Hear The Track HereHere's a track I have already reviewed once, but like last month's re-review of John and Lucie Collins' A Voice In The Night, this has been sufficiently updated to (hopefully) provide enough grist to my critical mill. Because of a new working connection with real world producer Art Munson, John and Lucie are finally getting the lush, professional sound their material needs to work properly. Or do they...? See, I don't normally like the genre(s) John and Lucie work in (pop, ballads, showtunes) and it would be fair to say that the music would have to be a bit above the Soundclick norm for me to be attracted to it. However, because of the quality of their music, lyrics and overall sound (particularly Lucie's vocals), they have captured my attention from the start.
It also should be said that there wasn't much wrong with their own producing skills.

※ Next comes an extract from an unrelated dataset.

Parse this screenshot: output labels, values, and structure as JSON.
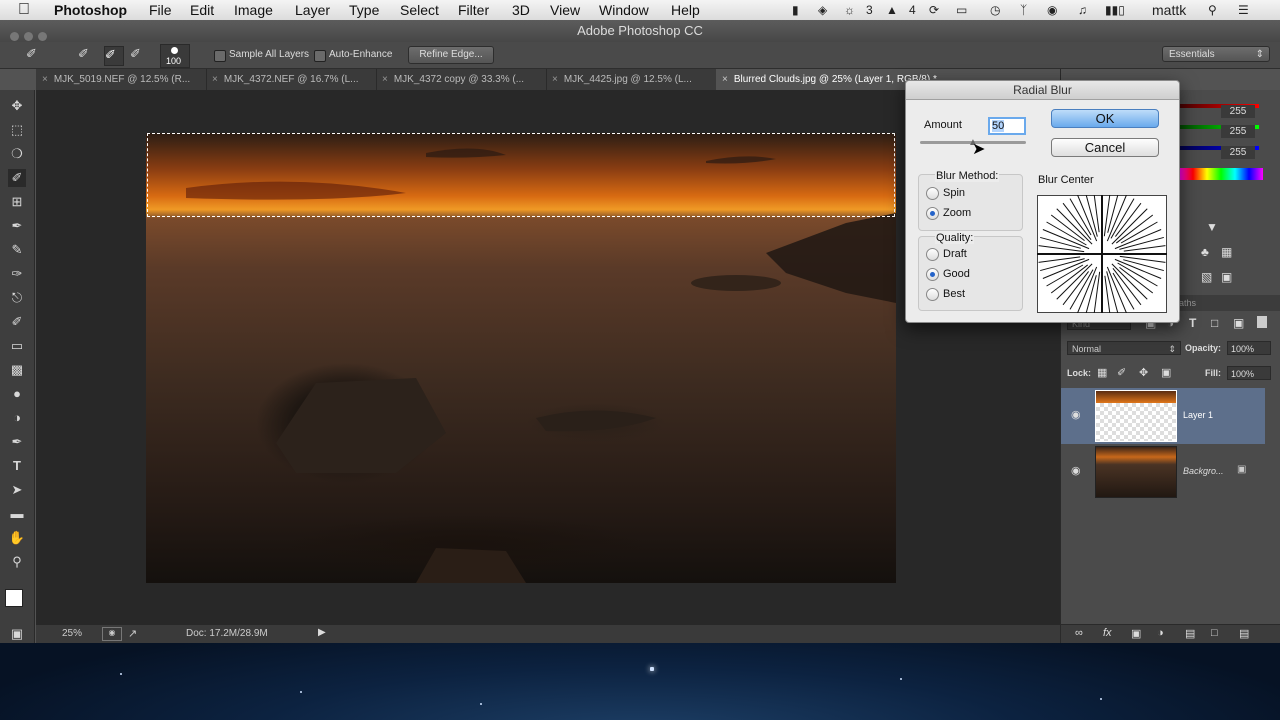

I wasn't particularly taken by Men In Uniform the first time I heard it (I did an Overview of John and Lucie in February of this year) partly because I thought it sounded unfinished and - much more critically - I didn't think that Lucie's vocal really did anything to offset the lightness of the track. Moreover, in some ways, it sounded as unsure of itself as the track did. Not like Lucie at all, considering the stellar performances she has put in on other tracks. My opinion was, apparently, shared by John and Lucie and obviously they went back to work with it - aided and abetted by said Art Munson.

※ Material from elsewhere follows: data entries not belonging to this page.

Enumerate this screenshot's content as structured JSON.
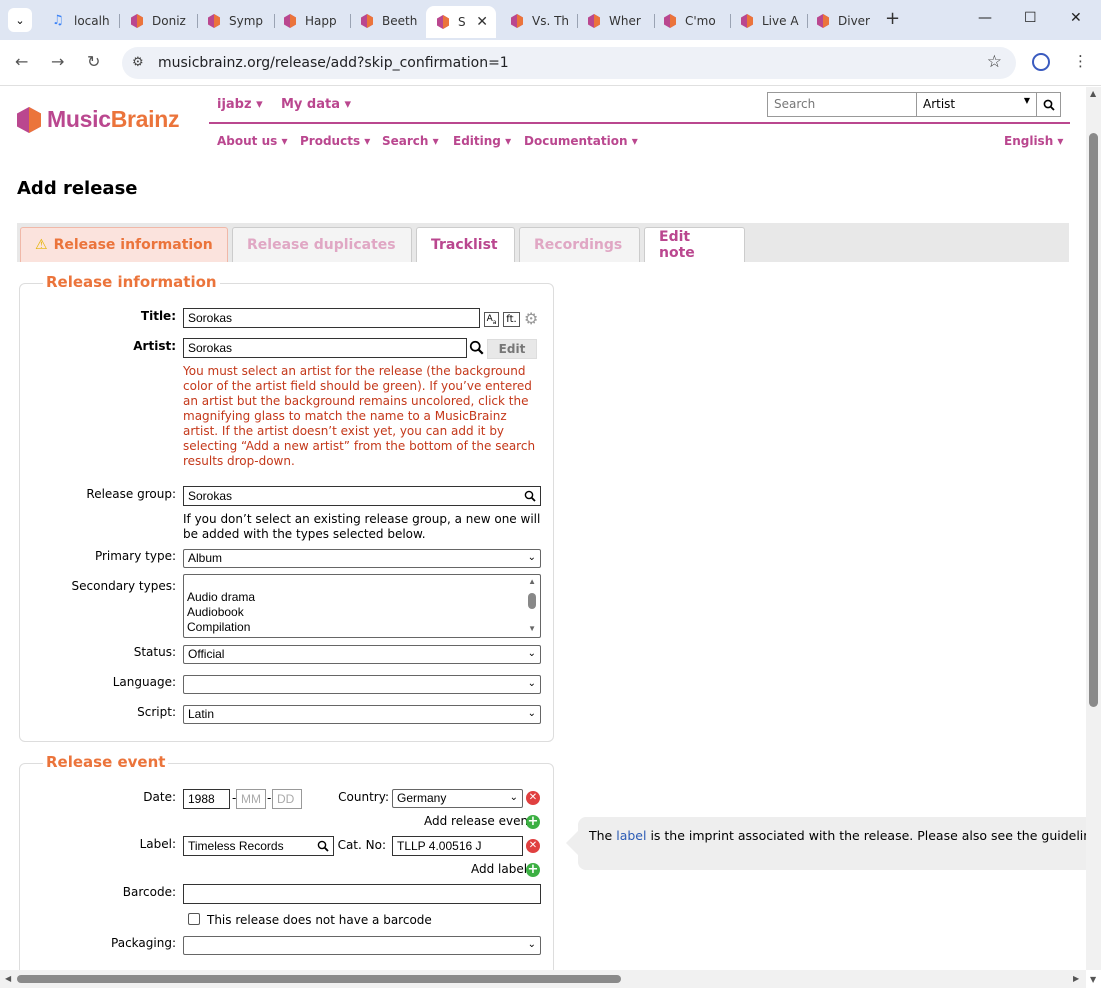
{
  "browser": {
    "tabs": [
      {
        "label": "localh",
        "active": false
      },
      {
        "label": "Doniz",
        "active": false
      },
      {
        "label": "Symp",
        "active": false
      },
      {
        "label": "Happ",
        "active": false
      },
      {
        "label": "Beeth",
        "active": false
      },
      {
        "label": "S",
        "active": true
      },
      {
        "label": "Vs. Th",
        "active": false
      },
      {
        "label": "Wher",
        "active": false
      },
      {
        "label": "C'mo",
        "active": false
      },
      {
        "label": "Live A",
        "active": false
      },
      {
        "label": "Diver",
        "active": false
      }
    ],
    "url": "musicbrainz.org/release/add?skip_confirmation=1"
  },
  "header": {
    "logo_part1": "Music",
    "logo_part2": "Brainz",
    "user": "ijabz",
    "my_data": "My data",
    "search_placeholder": "Search",
    "search_type": "Artist",
    "menu": [
      "About us",
      "Products",
      "Search",
      "Editing",
      "Documentation"
    ],
    "language": "English"
  },
  "page_title": "Add release",
  "tabs": {
    "release_information": "Release information",
    "release_duplicates": "Release duplicates",
    "tracklist": "Tracklist",
    "recordings": "Recordings",
    "edit_note": "Edit note"
  },
  "release_info": {
    "legend": "Release information",
    "title_label": "Title:",
    "title_value": "Sorokas",
    "artist_label": "Artist:",
    "artist_value": "Sorokas",
    "edit_button": "Edit",
    "artist_error": "You must select an artist for the release (the background color of the artist field should be green). If you’ve entered an artist but the background remains uncolored, click the magnifying glass to match the name to a MusicBrainz artist. If the artist doesn’t exist yet, you can add it by selecting “Add a new artist” from the bottom of the search results drop-down.",
    "release_group_label": "Release group:",
    "release_group_value": "Sorokas",
    "release_group_note": "If you don’t select an existing release group, a new one will be added with the types selected below.",
    "primary_type_label": "Primary type:",
    "primary_type_value": "Album",
    "secondary_types_label": "Secondary types:",
    "secondary_types_options": [
      "Audio drama",
      "Audiobook",
      "Compilation"
    ],
    "status_label": "Status:",
    "status_value": "Official",
    "language_label": "Language:",
    "language_value": "",
    "script_label": "Script:",
    "script_value": "Latin"
  },
  "release_event": {
    "legend": "Release event",
    "date_label": "Date:",
    "year": "1988",
    "month_placeholder": "MM",
    "day_placeholder": "DD",
    "country_label": "Country:",
    "country_value": "Germany",
    "add_release_event": "Add release event",
    "label_label": "Label:",
    "label_value": "Timeless Records",
    "catno_label": "Cat. No:",
    "catno_value": "TLLP 4.00516 J",
    "add_label": "Add label",
    "barcode_label": "Barcode:",
    "barcode_value": "",
    "no_barcode_text": "This release does not have a barcode",
    "packaging_label": "Packaging:",
    "packaging_value": ""
  },
  "tooltip": {
    "prefix": "The ",
    "link": "label",
    "suffix": " is the imprint associated with the release. Please also see the guidelines"
  },
  "colors": {
    "orange": "#eb743b",
    "purple": "#ba478f",
    "error_red": "#c4381a"
  }
}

What comes out this time is the full power of the song, and it's a very different beast to the pale creature that whimpered in my ear back at the beginning of the year. More to the point, I think this is the very first track of this combination of musicians and producers that I have been able to spot what are undoubtedly 'professional' touches from the mind of Mr Munson. For a start, the track literally throws itself at you, sounding extremely girl-groupy and sassy as a Saturday night out. It also follows in a long tradition of American (more NYC really) tracks that started with the basic beat and lilt of a track such as Iko Iko and the rhythmic cadence that is the trademark of big city funk. All in all, what comes out of this new version of this track is slick, sassy, as dancey a track as you could wish for, in a production that is filled with neat little touches.
Top class funky pop. MUST HAVE